(YOUR TASK) I need every line that includes the word "게시물에" copied from the material.

(INPUT DATA)
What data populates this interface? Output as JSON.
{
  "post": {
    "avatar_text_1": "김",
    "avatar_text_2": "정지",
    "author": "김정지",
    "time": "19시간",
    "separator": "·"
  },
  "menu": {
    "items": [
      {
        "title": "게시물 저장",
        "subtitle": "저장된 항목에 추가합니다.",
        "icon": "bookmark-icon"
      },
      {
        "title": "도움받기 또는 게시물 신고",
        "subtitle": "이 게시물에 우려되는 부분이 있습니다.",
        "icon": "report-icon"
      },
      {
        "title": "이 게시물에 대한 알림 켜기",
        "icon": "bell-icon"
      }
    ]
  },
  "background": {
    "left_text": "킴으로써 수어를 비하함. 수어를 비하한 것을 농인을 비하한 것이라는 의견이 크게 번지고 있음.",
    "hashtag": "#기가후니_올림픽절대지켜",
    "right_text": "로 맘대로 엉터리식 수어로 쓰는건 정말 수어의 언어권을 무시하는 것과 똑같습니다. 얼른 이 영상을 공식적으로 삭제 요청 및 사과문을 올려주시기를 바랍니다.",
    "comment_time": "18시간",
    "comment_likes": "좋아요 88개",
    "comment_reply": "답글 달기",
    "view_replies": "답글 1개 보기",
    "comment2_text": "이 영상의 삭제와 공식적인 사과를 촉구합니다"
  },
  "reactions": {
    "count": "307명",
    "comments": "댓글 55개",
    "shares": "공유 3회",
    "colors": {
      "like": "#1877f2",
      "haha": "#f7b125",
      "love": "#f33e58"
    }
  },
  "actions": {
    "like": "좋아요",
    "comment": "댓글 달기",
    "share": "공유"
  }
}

(TASK SOLUTION)
        "subtitle": "이 게시물에 우려되는 부분이 있습니다.",
        "title": "이 게시물에 대한 알림 켜기",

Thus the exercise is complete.